Karakuls breed out of season, making it possible in two years for three crops of lamb. Single lambs, while twins are born occasionally, are the norm.
The ewes, resulting in a high lamb survival rate, are very protective and attentive mothers. There is a good flocking instinct in the Karakuls and it can be run either on open range or in fenced pastures. They do not herd well; a dog attempting to herd them is likely to disperse or fight them.
The Karakuls vary dramatically from many other breeds in conformation. They are of the sheep’s fat broadtailed kind. Fat, a source of nourishment, is stored in their large tail, similar in function to the camel’s hump. Below this fat sack, the narrow appendage is always recurved, giving a S shape. Karakuls are sheep of medium-size size. The weight of the rams ranges from 175-225 pounds to 100-150 pounds for the ewes. They are tall, with long, slender legs. With the rump long and sloping, the top line is highest at the loin, blending into a low broadtail set. The head is narrow and long, slightly indented between the eyes and sometimes shows a nose of the Roman kind. The long ears are often pointed downward and slightly forward and differ, or may be completely absent, from a long U shape to a small V shape. The long neck would be semi-erect. The legs are medium to long, and the bones are light. Rams may be polled or horned; horns range from small to wide spirals that are bent outwardly. Generally, Ewes are hornless. Wattles aren’t rare.
The Karakul is characterised by its coloured fleece, caused by a dominant black gene. Most lambs with lustrous wavy curls are born coal black, with the face, ears, and legs usually showing smooth, sleek fur. The curls open and lose their pattern as the lamb grows, and the colour normally starts to turn brownish or bluish grey, becoming grayer with age.
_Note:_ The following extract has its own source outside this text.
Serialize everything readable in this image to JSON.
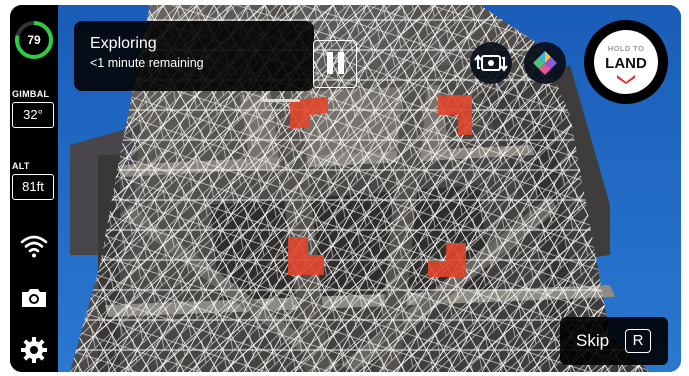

Other colours include a broad selection of shades; a wide range of shades include silver blues, greys, golden tans, reddish browns, white with flecks of other colours; silver blues, greys, golden tans, reddish browns, white with flecks of other colours, and sometimes pure white. A double cap, a fine down undercoat, is hidden by a coat of guard hair for many adults. The best have a fleece that’s as shiny as their coat of lamb. But in the fleece form of both coats, from “horse tail” coarse to silky smooth, there is a great variability. The Karakul produces a light, high-volume, powerful fibre fleece that is long and lustrous at its peak, usually without crimps. The fleece lacks a high fat content when considered long-stapled (average 6″ to 12″ per year). It gets spun quickly, with little planning. It produces a superior yam carpet, is also used for rugs and saddle blankets, wall-hangings and outer garments, and has an outstanding felting capacity. It is the wool that the art of felting has evolved from.
The American List of Karakul Sheep
The Sheep List of the American Karakul is a roster of the U.S. Karakuls to the degree that the Karakul breeders endorse it. It has developed from the Karakul Fur Sheep Registry, founded in the 1930s, as an organisation and is now recognised as the national registry for the breed. It is open to all breeders of Karakuls standard. Its aims are to provide a recording service, to work in the Karakuls towards a high quality standard and to encourage and thereby conserve the breed in the U.S. In the United States, the Karakul is considered an endangered breed and will most likely remain so; it is estimated that the total population is 1300 animals. Large flocks, especially in Central Asia and South Africa, are still to be found outside the U.S. All existing U.S. stock is inherited from the initial import and government regulations prohibit the import of new bloodlines. The intention is to upgrade the current stock to a pure Karakul form with selective breeding.
Steps are already been taken to BAN prepping... especially stockpiling food right here in America.